▶ **GIVEN INFORMATION**

Start of Block

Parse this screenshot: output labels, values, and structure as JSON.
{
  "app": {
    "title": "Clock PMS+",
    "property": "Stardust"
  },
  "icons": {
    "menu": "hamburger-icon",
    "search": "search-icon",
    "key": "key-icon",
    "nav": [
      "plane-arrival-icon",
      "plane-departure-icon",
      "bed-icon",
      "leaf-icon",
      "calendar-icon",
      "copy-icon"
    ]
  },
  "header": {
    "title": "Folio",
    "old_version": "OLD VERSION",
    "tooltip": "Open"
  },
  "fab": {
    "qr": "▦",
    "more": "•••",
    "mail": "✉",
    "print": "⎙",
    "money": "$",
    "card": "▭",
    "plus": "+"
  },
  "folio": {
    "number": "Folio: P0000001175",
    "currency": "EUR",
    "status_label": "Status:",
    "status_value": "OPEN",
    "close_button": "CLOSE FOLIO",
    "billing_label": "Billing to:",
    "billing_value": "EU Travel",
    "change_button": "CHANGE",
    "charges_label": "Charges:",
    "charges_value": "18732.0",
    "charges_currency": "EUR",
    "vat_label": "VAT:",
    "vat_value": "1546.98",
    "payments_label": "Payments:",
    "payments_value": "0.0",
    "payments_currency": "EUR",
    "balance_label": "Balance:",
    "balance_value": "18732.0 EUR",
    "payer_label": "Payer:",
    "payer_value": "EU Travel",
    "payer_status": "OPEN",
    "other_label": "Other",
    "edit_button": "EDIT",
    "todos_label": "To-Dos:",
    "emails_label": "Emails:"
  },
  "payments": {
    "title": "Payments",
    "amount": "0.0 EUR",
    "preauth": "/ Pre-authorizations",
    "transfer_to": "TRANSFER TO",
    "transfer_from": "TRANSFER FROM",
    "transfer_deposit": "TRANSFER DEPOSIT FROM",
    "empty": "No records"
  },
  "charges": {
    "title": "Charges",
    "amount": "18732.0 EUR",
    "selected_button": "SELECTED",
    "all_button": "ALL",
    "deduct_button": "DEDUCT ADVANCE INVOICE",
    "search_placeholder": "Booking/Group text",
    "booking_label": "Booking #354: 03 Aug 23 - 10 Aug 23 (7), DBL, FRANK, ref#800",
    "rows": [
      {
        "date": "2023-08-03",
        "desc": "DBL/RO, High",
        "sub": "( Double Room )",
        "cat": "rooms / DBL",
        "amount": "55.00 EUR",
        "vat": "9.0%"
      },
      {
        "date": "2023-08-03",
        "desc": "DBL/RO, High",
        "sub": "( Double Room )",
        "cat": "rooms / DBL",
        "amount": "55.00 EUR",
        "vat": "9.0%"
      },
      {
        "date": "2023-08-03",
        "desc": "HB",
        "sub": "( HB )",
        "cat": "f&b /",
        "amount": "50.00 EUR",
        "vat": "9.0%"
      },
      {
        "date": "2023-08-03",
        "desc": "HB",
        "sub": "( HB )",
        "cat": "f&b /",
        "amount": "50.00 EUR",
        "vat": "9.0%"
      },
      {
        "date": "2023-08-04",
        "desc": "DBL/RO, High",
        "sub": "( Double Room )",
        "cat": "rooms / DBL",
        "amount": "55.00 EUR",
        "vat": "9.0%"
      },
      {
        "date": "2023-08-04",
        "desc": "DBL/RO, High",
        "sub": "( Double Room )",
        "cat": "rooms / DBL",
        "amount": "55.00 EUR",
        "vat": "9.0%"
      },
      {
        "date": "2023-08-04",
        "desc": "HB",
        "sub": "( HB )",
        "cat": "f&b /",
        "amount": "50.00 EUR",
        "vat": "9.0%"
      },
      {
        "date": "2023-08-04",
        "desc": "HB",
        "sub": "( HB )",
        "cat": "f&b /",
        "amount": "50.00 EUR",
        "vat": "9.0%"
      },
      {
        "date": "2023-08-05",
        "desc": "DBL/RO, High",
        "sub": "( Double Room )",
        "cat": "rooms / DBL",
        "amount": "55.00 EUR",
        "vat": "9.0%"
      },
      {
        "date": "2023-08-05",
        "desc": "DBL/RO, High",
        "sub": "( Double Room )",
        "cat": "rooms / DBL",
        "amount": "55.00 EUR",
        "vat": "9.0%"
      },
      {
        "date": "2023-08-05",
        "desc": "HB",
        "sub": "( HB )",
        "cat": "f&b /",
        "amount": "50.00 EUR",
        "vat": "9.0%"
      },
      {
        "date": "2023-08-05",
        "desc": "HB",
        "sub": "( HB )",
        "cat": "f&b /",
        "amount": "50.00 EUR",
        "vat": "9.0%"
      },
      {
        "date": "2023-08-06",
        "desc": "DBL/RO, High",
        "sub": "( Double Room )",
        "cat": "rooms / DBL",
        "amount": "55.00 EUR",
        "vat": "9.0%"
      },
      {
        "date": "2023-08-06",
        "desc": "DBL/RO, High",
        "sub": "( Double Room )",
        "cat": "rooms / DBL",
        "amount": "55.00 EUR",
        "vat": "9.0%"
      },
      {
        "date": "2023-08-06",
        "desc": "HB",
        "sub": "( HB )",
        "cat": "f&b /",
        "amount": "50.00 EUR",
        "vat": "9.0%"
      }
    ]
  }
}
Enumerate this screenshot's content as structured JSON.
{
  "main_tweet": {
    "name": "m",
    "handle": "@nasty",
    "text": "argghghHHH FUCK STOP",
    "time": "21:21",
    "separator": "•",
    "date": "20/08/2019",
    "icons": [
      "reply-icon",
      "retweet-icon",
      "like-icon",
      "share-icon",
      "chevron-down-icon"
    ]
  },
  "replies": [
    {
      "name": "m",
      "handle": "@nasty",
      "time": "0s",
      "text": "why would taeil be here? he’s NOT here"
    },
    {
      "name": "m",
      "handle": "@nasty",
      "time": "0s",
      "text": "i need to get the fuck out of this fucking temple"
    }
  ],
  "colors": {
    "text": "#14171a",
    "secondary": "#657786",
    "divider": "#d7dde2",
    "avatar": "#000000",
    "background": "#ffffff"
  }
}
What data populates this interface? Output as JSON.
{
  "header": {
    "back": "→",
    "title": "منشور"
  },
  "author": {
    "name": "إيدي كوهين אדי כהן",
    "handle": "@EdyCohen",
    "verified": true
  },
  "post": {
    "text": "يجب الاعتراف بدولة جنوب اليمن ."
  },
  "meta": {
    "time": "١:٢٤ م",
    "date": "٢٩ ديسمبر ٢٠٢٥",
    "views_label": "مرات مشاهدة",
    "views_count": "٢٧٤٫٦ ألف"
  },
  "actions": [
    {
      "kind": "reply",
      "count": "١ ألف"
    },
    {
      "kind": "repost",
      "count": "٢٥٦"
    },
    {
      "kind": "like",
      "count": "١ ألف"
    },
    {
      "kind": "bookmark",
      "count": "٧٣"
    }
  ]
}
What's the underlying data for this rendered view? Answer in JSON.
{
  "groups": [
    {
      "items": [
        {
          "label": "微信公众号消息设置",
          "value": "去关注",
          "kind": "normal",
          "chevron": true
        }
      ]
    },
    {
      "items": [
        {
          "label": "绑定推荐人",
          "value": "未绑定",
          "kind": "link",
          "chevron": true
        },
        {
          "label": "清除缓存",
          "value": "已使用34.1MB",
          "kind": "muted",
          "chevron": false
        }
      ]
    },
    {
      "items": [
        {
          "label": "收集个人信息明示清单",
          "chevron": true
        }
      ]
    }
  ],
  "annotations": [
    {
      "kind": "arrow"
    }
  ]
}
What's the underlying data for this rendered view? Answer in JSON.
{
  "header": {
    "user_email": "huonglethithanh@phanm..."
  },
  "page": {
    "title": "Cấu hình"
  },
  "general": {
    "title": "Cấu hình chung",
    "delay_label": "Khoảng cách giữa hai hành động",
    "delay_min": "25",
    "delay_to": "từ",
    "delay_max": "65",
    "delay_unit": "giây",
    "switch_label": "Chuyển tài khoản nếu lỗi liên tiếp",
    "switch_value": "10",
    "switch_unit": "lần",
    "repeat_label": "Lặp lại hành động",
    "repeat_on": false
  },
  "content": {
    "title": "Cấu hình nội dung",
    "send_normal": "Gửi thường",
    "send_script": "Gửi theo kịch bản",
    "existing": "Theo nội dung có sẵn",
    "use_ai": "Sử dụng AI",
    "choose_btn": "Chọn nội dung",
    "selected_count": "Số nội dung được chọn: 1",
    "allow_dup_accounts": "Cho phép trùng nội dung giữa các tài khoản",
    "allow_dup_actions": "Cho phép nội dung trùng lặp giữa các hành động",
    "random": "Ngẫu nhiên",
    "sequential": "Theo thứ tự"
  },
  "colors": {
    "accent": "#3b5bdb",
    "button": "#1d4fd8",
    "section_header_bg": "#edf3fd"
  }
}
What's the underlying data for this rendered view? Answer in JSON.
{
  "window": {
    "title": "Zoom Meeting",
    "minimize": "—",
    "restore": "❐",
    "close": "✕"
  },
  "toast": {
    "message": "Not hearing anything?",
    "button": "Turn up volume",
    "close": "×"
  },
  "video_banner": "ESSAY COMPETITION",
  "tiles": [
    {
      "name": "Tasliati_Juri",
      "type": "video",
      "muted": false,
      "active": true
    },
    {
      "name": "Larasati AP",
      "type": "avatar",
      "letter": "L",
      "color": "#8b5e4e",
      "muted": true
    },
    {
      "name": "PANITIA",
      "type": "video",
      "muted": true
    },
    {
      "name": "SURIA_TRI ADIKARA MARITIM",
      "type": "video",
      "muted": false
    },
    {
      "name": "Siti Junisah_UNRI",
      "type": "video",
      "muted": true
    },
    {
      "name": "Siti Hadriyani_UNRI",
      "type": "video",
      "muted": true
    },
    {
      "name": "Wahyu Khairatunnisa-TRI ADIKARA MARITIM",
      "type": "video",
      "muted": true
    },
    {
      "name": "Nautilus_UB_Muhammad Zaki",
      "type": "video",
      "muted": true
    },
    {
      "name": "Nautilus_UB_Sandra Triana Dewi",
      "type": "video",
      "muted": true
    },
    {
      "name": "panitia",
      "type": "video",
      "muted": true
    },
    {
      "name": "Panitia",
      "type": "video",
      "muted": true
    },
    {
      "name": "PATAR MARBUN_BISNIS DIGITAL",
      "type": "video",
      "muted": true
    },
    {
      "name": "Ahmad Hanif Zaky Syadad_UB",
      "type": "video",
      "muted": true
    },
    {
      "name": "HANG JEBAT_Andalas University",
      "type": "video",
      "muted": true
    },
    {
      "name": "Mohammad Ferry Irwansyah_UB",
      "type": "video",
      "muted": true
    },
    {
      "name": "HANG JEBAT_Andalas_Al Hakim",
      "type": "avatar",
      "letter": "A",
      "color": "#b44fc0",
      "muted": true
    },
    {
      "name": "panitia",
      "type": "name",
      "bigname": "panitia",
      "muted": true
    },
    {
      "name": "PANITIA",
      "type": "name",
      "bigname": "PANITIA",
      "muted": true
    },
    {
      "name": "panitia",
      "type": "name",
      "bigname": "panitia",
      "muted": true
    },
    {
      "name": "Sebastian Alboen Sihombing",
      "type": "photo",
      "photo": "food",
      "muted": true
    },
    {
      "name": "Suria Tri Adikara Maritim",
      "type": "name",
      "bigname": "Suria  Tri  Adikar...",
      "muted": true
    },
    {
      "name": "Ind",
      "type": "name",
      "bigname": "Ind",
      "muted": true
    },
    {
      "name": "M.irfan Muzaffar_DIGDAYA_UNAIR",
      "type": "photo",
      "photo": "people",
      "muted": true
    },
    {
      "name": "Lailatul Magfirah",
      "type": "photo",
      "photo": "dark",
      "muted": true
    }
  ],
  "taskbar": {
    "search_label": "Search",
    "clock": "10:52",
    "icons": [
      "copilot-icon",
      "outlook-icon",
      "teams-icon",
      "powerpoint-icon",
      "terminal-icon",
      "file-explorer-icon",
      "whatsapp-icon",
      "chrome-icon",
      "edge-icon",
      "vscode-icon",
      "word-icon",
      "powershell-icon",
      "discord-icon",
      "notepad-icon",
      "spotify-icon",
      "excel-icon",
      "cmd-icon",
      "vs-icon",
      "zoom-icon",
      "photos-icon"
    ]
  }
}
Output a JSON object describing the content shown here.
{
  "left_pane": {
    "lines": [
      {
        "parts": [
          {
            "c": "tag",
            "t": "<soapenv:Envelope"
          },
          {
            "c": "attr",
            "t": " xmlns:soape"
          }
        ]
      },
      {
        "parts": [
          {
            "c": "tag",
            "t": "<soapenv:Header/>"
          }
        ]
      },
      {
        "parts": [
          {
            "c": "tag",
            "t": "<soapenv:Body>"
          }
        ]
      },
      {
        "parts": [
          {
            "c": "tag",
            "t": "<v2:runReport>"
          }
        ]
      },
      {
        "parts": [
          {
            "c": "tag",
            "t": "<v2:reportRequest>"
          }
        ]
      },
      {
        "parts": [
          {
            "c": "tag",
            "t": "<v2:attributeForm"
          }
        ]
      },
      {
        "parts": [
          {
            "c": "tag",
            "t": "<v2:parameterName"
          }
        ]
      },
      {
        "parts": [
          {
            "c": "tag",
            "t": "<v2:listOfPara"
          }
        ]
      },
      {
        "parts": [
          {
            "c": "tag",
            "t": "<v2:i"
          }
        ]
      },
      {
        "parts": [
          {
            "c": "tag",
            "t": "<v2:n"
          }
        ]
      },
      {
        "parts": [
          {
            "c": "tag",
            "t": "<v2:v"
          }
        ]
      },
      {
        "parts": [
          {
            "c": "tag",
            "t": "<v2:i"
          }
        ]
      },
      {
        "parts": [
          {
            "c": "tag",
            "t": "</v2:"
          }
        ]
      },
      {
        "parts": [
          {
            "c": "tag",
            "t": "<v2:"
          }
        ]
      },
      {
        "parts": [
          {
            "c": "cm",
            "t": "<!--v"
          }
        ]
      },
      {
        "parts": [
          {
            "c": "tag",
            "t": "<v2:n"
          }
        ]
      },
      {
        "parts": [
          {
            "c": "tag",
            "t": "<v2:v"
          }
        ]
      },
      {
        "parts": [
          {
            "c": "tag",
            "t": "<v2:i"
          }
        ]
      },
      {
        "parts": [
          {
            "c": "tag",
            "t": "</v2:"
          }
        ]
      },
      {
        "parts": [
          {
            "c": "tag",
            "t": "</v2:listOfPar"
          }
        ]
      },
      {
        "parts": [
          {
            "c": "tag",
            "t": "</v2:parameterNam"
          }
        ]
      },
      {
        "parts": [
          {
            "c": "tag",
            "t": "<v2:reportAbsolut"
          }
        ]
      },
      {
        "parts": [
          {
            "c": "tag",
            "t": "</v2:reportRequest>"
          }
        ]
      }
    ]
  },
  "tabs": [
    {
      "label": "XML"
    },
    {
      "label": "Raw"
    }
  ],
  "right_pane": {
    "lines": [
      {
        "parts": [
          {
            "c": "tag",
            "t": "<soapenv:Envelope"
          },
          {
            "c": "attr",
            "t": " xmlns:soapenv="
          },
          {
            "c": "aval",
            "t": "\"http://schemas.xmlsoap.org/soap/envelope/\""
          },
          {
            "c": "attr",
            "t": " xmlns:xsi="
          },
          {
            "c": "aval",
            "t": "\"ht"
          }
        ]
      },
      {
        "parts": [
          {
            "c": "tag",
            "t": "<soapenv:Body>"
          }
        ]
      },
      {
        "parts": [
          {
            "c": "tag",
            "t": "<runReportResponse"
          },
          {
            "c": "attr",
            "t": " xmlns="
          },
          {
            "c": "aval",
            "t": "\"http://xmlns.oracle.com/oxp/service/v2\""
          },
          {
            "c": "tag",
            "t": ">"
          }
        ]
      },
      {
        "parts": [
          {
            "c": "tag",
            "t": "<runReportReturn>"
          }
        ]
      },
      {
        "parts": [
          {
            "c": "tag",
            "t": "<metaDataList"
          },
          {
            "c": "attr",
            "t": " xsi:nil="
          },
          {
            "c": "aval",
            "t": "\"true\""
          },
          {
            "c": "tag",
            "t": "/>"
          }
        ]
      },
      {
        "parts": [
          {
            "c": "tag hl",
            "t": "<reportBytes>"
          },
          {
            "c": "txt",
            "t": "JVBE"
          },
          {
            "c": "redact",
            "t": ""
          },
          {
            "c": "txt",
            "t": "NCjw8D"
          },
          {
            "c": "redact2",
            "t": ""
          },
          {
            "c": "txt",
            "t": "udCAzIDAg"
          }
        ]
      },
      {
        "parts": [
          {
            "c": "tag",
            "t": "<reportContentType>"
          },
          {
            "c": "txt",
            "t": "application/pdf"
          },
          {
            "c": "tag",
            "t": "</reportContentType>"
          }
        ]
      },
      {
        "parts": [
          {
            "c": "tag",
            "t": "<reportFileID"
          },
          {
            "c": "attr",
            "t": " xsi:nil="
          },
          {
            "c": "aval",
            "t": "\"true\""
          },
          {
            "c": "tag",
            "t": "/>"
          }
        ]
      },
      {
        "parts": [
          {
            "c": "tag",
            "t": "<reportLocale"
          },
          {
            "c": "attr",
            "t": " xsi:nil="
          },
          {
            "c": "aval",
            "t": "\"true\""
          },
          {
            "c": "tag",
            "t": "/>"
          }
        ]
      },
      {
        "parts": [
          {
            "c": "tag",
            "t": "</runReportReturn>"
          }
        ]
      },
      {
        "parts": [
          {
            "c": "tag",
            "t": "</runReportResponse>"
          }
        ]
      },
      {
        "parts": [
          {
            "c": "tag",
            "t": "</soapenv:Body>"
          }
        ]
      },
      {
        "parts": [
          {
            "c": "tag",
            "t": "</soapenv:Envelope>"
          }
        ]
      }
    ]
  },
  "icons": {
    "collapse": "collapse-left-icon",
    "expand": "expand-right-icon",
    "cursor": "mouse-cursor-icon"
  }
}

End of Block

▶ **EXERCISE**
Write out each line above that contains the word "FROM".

▶ **OUTPUT**
    "transfer_from": "TRANSFER FROM",
    "transfer_deposit": "TRANSFER DEPOSIT FROM",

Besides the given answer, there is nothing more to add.